Last night I knew my cousin Lynne wasn`t feeling too well after finishing work. She came home, throat killing her. She passed out, and I went to school the next morning to do my OSCE – an evaluation.

I had been practising my clinical skills all week with my friends. History taking and a focused cardiac, resp, abdominal and MSK exam. After completing the two hour OSCE, I drove immediately home. Found Lynne passed out looking feverish, her arms splayed, not being able to open her eyes.

Having done an entire OSCE this morning, I grabbed my stethoscope, and a light. I sat her down asked a few questions. So my history:

“20 year old female presents with sore throat. Onset of soreness began approximately yesterday. She describes no cough, no rhinorrhea or other coryza symptoms. No ear pain. A slight headache. She has fever and chills, as well as generalized weakness.”

Listened to her chest, palpated her cervical lymph nodes, which a few were tender. Look inside her throat, and bingo.

“Strep throat, you have strep throat.”

Also known as bacterial pharyngitis, or streptococcal pharyngitis. Here’s what I saw at the back of her throat:

A normal vs. strep throat. Notice the white exudates at the back, a key feature of strep.

I immediately took her to the doctor, who gave her some antibiotics, a 10 day course of Penicillin V. I suspected the symptoms were too severe for “just the flu”. Of course I had seen dozens of strep throat during my family medicine rotation.

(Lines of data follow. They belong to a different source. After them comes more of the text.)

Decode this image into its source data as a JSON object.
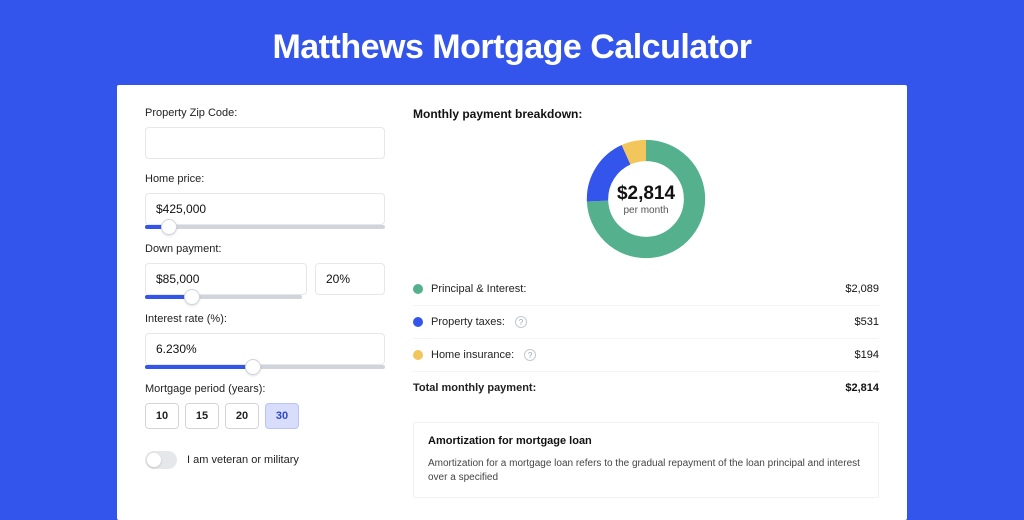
{
  "title": "Matthews Mortgage Calculator",
  "form": {
    "zip_label": "Property Zip Code:",
    "zip_value": "",
    "home_price_label": "Home price:",
    "home_price_value": "$425,000",
    "home_price_slider_pct": 10,
    "down_payment_label": "Down payment:",
    "down_payment_amount": "$85,000",
    "down_payment_pct": "20%",
    "down_payment_slider_pct": 30,
    "interest_label": "Interest rate (%):",
    "interest_value": "6.230%",
    "interest_slider_pct": 45,
    "period_label": "Mortgage period (years):",
    "period_options": [
      "10",
      "15",
      "20",
      "30"
    ],
    "period_selected": "30",
    "veteran_label": "I am veteran or military"
  },
  "breakdown": {
    "heading": "Monthly payment breakdown:",
    "center_amount": "$2,814",
    "center_sub": "per month",
    "items": [
      {
        "label": "Principal & Interest:",
        "value": "$2,089",
        "color": "#54b08d",
        "pct": 74.2,
        "info": false
      },
      {
        "label": "Property taxes:",
        "value": "$531",
        "color": "#3455eb",
        "pct": 18.9,
        "info": true
      },
      {
        "label": "Home insurance:",
        "value": "$194",
        "color": "#f3c65b",
        "pct": 6.9,
        "info": true
      }
    ],
    "total_label": "Total monthly payment:",
    "total_value": "$2,814"
  },
  "chart_data": {
    "type": "pie",
    "title": "Monthly payment breakdown",
    "categories": [
      "Principal & Interest",
      "Property taxes",
      "Home insurance"
    ],
    "values": [
      2089,
      531,
      194
    ],
    "colors": [
      "#54b08d",
      "#3455eb",
      "#f3c65b"
    ],
    "total": 2814,
    "unit": "USD/month",
    "donut": true
  },
  "amortization": {
    "heading": "Amortization for mortgage loan",
    "text": "Amortization for a mortgage loan refers to the gradual repayment of the loan principal and interest over a specified"
  }
}
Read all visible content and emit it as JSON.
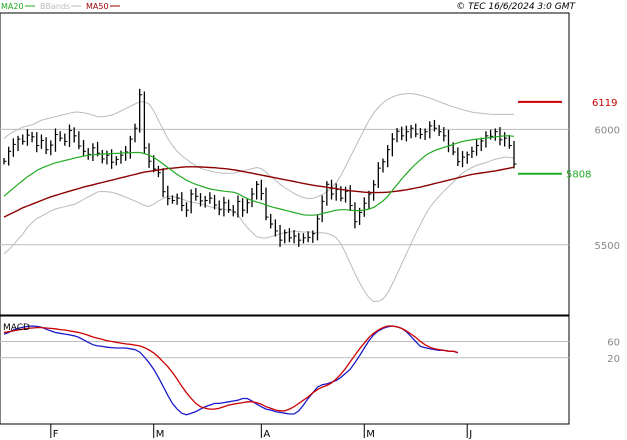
{
  "legend": [
    {
      "label": "MA20",
      "color": "#22aa22"
    },
    {
      "label": "BBands",
      "color": "#bbbbbb"
    },
    {
      "label": "MA50",
      "color": "#990000"
    }
  ],
  "copyright": "© TEC 16/6/2024 3:0 GMT",
  "colors": {
    "price": "#000000",
    "ma20": "#22aa22",
    "ma50": "#8b0000",
    "bbands": "#bbbbbb",
    "macd": "#1a1acc",
    "signal": "#cc0000",
    "grid": "#bbbbbb",
    "axis": "#000000"
  },
  "chart_data": {
    "type": "line",
    "price_panel": {
      "ylim": [
        5200,
        6500
      ],
      "y_ticks": [
        {
          "value": 6000,
          "label": "6000"
        },
        {
          "value": 5500,
          "label": "5500"
        }
      ],
      "series": {
        "close": [
          5862,
          5905,
          5935,
          5958,
          5948,
          5975,
          5968,
          5930,
          5952,
          5912,
          5932,
          5978,
          5962,
          5948,
          5995,
          5972,
          5928,
          5905,
          5892,
          5920,
          5897,
          5872,
          5888,
          5858,
          5870,
          5888,
          5902,
          5958,
          6005,
          6150,
          5920,
          5862,
          5828,
          5812,
          5730,
          5700,
          5692,
          5702,
          5670,
          5650,
          5720,
          5710,
          5690,
          5692,
          5702,
          5672,
          5652,
          5682,
          5652,
          5642,
          5688,
          5650,
          5682,
          5720,
          5762,
          5722,
          5620,
          5590,
          5560,
          5520,
          5552,
          5530,
          5538,
          5520,
          5530,
          5532,
          5548,
          5612,
          5688,
          5762,
          5720,
          5740,
          5702,
          5732,
          5670,
          5600,
          5640,
          5680,
          5720,
          5760,
          5832,
          5860,
          5912,
          5958,
          5992,
          5972,
          5990,
          6005,
          5980,
          5978,
          5990,
          6015,
          6005,
          5990,
          5972,
          5930,
          5902,
          5860,
          5880,
          5890,
          5905,
          5930,
          5950,
          5972,
          5970,
          5990,
          5955,
          5962,
          5930,
          5850
        ],
        "ma20": [
          5710,
          5728,
          5745,
          5762,
          5778,
          5795,
          5808,
          5822,
          5832,
          5840,
          5848,
          5855,
          5860,
          5865,
          5870,
          5875,
          5880,
          5884,
          5888,
          5890,
          5892,
          5893,
          5894,
          5895,
          5896,
          5897,
          5898,
          5899,
          5900,
          5900,
          5895,
          5888,
          5878,
          5865,
          5850,
          5835,
          5820,
          5805,
          5792,
          5780,
          5770,
          5762,
          5755,
          5748,
          5742,
          5738,
          5735,
          5732,
          5730,
          5728,
          5722,
          5710,
          5700,
          5692,
          5685,
          5680,
          5672,
          5665,
          5660,
          5655,
          5650,
          5645,
          5640,
          5635,
          5630,
          5628,
          5628,
          5630,
          5635,
          5640,
          5645,
          5650,
          5652,
          5652,
          5650,
          5648,
          5648,
          5650,
          5655,
          5662,
          5675,
          5690,
          5710,
          5735,
          5760,
          5785,
          5808,
          5830,
          5850,
          5868,
          5885,
          5898,
          5908,
          5915,
          5922,
          5928,
          5935,
          5942,
          5948,
          5952,
          5955,
          5958,
          5960,
          5962,
          5965,
          5968,
          5970,
          5972,
          5972,
          5970
        ],
        "ma50": [
          5620,
          5630,
          5640,
          5650,
          5660,
          5668,
          5676,
          5684,
          5692,
          5700,
          5708,
          5714,
          5720,
          5726,
          5732,
          5738,
          5744,
          5750,
          5755,
          5760,
          5765,
          5770,
          5775,
          5780,
          5785,
          5790,
          5795,
          5800,
          5805,
          5810,
          5815,
          5818,
          5821,
          5824,
          5827,
          5830,
          5832,
          5834,
          5836,
          5838,
          5838,
          5838,
          5837,
          5836,
          5835,
          5834,
          5832,
          5830,
          5828,
          5825,
          5822,
          5818,
          5814,
          5810,
          5806,
          5802,
          5798,
          5794,
          5790,
          5786,
          5782,
          5778,
          5774,
          5770,
          5766,
          5762,
          5758,
          5755,
          5752,
          5749,
          5746,
          5743,
          5740,
          5737,
          5734,
          5732,
          5730,
          5728,
          5727,
          5726,
          5726,
          5727,
          5728,
          5730,
          5732,
          5735,
          5738,
          5742,
          5746,
          5750,
          5755,
          5760,
          5765,
          5770,
          5775,
          5780,
          5785,
          5790,
          5795,
          5800,
          5805,
          5808,
          5811,
          5814,
          5817,
          5820,
          5824,
          5828,
          5832,
          5836
        ],
        "bb_upper": [
          5960,
          5978,
          5990,
          6000,
          6010,
          6015,
          6020,
          6030,
          6040,
          6045,
          6050,
          6055,
          6060,
          6065,
          6070,
          6075,
          6075,
          6072,
          6068,
          6062,
          6055,
          6055,
          6058,
          6062,
          6070,
          6080,
          6090,
          6100,
          6110,
          6120,
          6120,
          6110,
          6080,
          6040,
          6000,
          5960,
          5930,
          5905,
          5885,
          5870,
          5855,
          5842,
          5832,
          5825,
          5820,
          5815,
          5812,
          5810,
          5810,
          5810,
          5815,
          5820,
          5825,
          5830,
          5835,
          5830,
          5815,
          5795,
          5780,
          5762,
          5748,
          5735,
          5722,
          5712,
          5705,
          5700,
          5702,
          5708,
          5718,
          5730,
          5748,
          5770,
          5800,
          5840,
          5880,
          5920,
          5960,
          6000,
          6040,
          6070,
          6095,
          6115,
          6130,
          6140,
          6148,
          6152,
          6155,
          6155,
          6152,
          6148,
          6142,
          6135,
          6128,
          6120,
          6112,
          6105,
          6098,
          6092,
          6085,
          6080,
          6075,
          6072,
          6070,
          6068,
          6066,
          6065,
          6065,
          6065,
          6065,
          6065
        ],
        "bb_lower": [
          5460,
          5478,
          5500,
          5524,
          5546,
          5575,
          5596,
          5614,
          5624,
          5635,
          5646,
          5655,
          5660,
          5665,
          5670,
          5675,
          5685,
          5696,
          5708,
          5718,
          5729,
          5731,
          5730,
          5728,
          5722,
          5714,
          5706,
          5698,
          5690,
          5680,
          5670,
          5666,
          5676,
          5690,
          5700,
          5710,
          5710,
          5705,
          5699,
          5690,
          5685,
          5682,
          5678,
          5671,
          5664,
          5661,
          5658,
          5654,
          5650,
          5646,
          5629,
          5600,
          5575,
          5554,
          5535,
          5530,
          5529,
          5535,
          5540,
          5548,
          5552,
          5555,
          5558,
          5558,
          5555,
          5556,
          5554,
          5552,
          5552,
          5550,
          5542,
          5530,
          5504,
          5464,
          5420,
          5376,
          5336,
          5300,
          5270,
          5254,
          5255,
          5265,
          5290,
          5330,
          5372,
          5418,
          5461,
          5505,
          5548,
          5588,
          5628,
          5661,
          5688,
          5710,
          5732,
          5751,
          5772,
          5792,
          5811,
          5824,
          5835,
          5844,
          5850,
          5856,
          5864,
          5871,
          5875,
          5879,
          5879,
          5875
        ]
      },
      "annotations": [
        {
          "label": "6119",
          "value": 6119,
          "color": "#cc0000"
        },
        {
          "label": "5808",
          "value": 5808,
          "color": "#22aa22"
        }
      ]
    },
    "macd_panel": {
      "title": "MACD",
      "ylim": [
        -140,
        120
      ],
      "y_ticks": [
        {
          "value": 60,
          "label": "60"
        },
        {
          "value": 20,
          "label": "20"
        }
      ],
      "series": {
        "macd": [
          78,
          82,
          88,
          92,
          95,
          97,
          98,
          97,
          95,
          90,
          86,
          82,
          80,
          78,
          76,
          74,
          70,
          64,
          58,
          52,
          49,
          48,
          46,
          45,
          44,
          44,
          44,
          42,
          40,
          34,
          22,
          8,
          -8,
          -28,
          -50,
          -72,
          -92,
          -106,
          -116,
          -120,
          -116,
          -112,
          -106,
          -100,
          -96,
          -92,
          -92,
          -90,
          -88,
          -86,
          -84,
          -80,
          -80,
          -86,
          -94,
          -100,
          -106,
          -108,
          -112,
          -114,
          -116,
          -118,
          -118,
          -110,
          -96,
          -80,
          -66,
          -52,
          -46,
          -44,
          -40,
          -36,
          -28,
          -18,
          -8,
          8,
          25,
          44,
          62,
          76,
          86,
          92,
          96,
          98,
          96,
          92,
          84,
          72,
          60,
          48,
          45,
          42,
          40,
          38,
          38,
          36,
          36,
          32
        ],
        "signal": [
          82,
          84,
          86,
          88,
          90,
          92,
          93,
          94,
          94,
          93,
          92,
          91,
          89,
          88,
          86,
          84,
          82,
          79,
          75,
          71,
          68,
          65,
          62,
          60,
          58,
          56,
          54,
          53,
          51,
          49,
          45,
          39,
          32,
          22,
          10,
          -2,
          -16,
          -32,
          -50,
          -66,
          -80,
          -92,
          -100,
          -104,
          -106,
          -106,
          -104,
          -100,
          -96,
          -94,
          -92,
          -90,
          -88,
          -88,
          -90,
          -94,
          -100,
          -104,
          -108,
          -110,
          -110,
          -106,
          -100,
          -92,
          -84,
          -76,
          -66,
          -58,
          -52,
          -48,
          -42,
          -32,
          -20,
          -6,
          10,
          26,
          42,
          56,
          70,
          80,
          88,
          94,
          98,
          98,
          96,
          92,
          86,
          78,
          70,
          60,
          52,
          46,
          42,
          40,
          38,
          36,
          36,
          33
        ]
      }
    },
    "x_axis": {
      "ticks": [
        {
          "label": "F",
          "index": 10
        },
        {
          "label": "M",
          "index": 32
        },
        {
          "label": "A",
          "index": 55
        },
        {
          "label": "M",
          "index": 77
        },
        {
          "label": "J",
          "index": 99
        }
      ]
    }
  }
}
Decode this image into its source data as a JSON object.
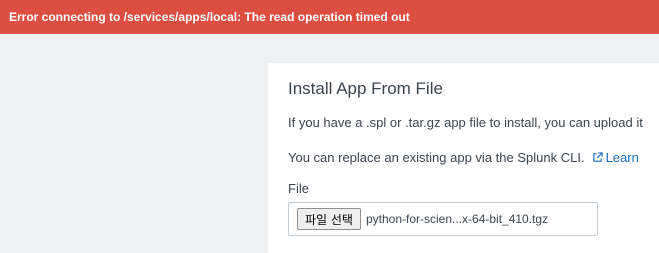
{
  "error_banner": {
    "message": "Error connecting to /services/apps/local: The read operation timed out"
  },
  "install_panel": {
    "title": "Install App From File",
    "description": "If you have a .spl or .tar.gz app file to install, you can upload it",
    "cli_text": "You can replace an existing app via the Splunk CLI.",
    "learn_link": "Learn",
    "file_label": "File",
    "file_button": "파일 선택",
    "file_name": "python-for-scien...x-64-bit_410.tgz"
  },
  "icons": {
    "learn": "external-link-icon"
  },
  "colors": {
    "error": "#dc4e41",
    "link": "#1a6ec0",
    "text": "#3c444d"
  }
}
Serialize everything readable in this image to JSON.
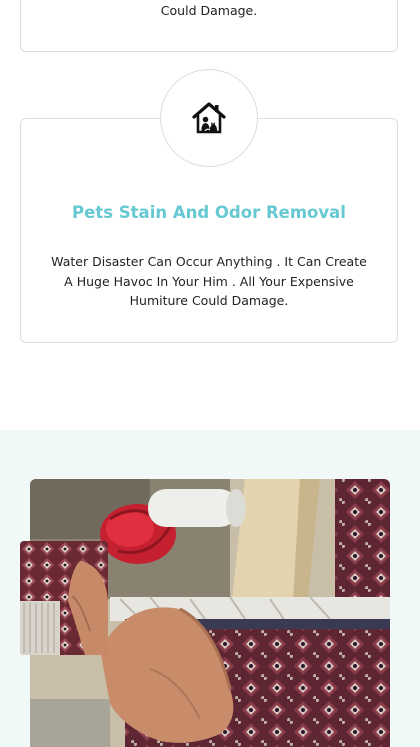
{
  "top_card": {
    "text": "Could Damage."
  },
  "service_card": {
    "icon": "pet-house-icon",
    "title": "Pets Stain And Odor Removal",
    "description": "Water Disaster Can Occur Anything . It Can Create A Huge Havoc In Your Him . All Your Expensive Humiture Could Damage."
  },
  "gallery": {
    "main_image": "carpet-repair-photo",
    "inset_image": "rug-detail-photo"
  },
  "colors": {
    "accent": "#66c9d2",
    "section_background": "#f1f9f8"
  }
}
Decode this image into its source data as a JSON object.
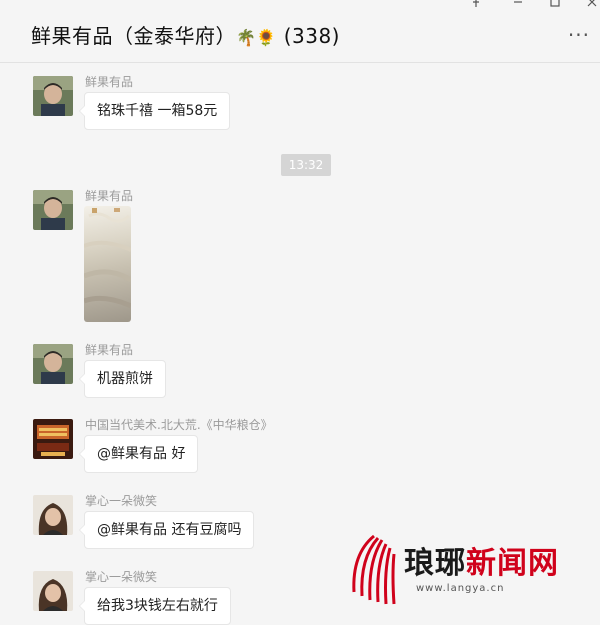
{
  "header": {
    "title": "鲜果有品（金泰华府）",
    "emoji": "🌴🌻",
    "member_count": "(338)",
    "pin_icon": "pin-icon",
    "more_label": "···"
  },
  "colors": {
    "background": "#f5f5f5",
    "bubble": "#ffffff",
    "timestamp_bg": "#d5d5d5",
    "sender_text": "#9b9b9b",
    "watermark_red": "#d0021b",
    "watermark_dark": "#1a1a1a"
  },
  "messages": [
    {
      "sender": "鲜果有品",
      "text": "铭珠千禧 一箱58元"
    },
    {
      "sender": "鲜果有品"
    },
    {
      "sender": "鲜果有品",
      "text": "机器煎饼"
    },
    {
      "sender": "中国当代美术.北大荒.《中华粮仓》",
      "text": "@鲜果有品 好"
    },
    {
      "sender": "掌心一朵微笑",
      "text": "@鲜果有品 还有豆腐吗"
    },
    {
      "sender": "掌心一朵微笑",
      "text": "给我3块钱左右就行"
    }
  ],
  "timestamp": "13:32",
  "watermark": {
    "part1": "琅琊",
    "part2": "新闻网",
    "url": "www.langya.cn"
  }
}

I took her to Tim Hortons where she had some soup and hot chocolate (no milk). Now some R & R.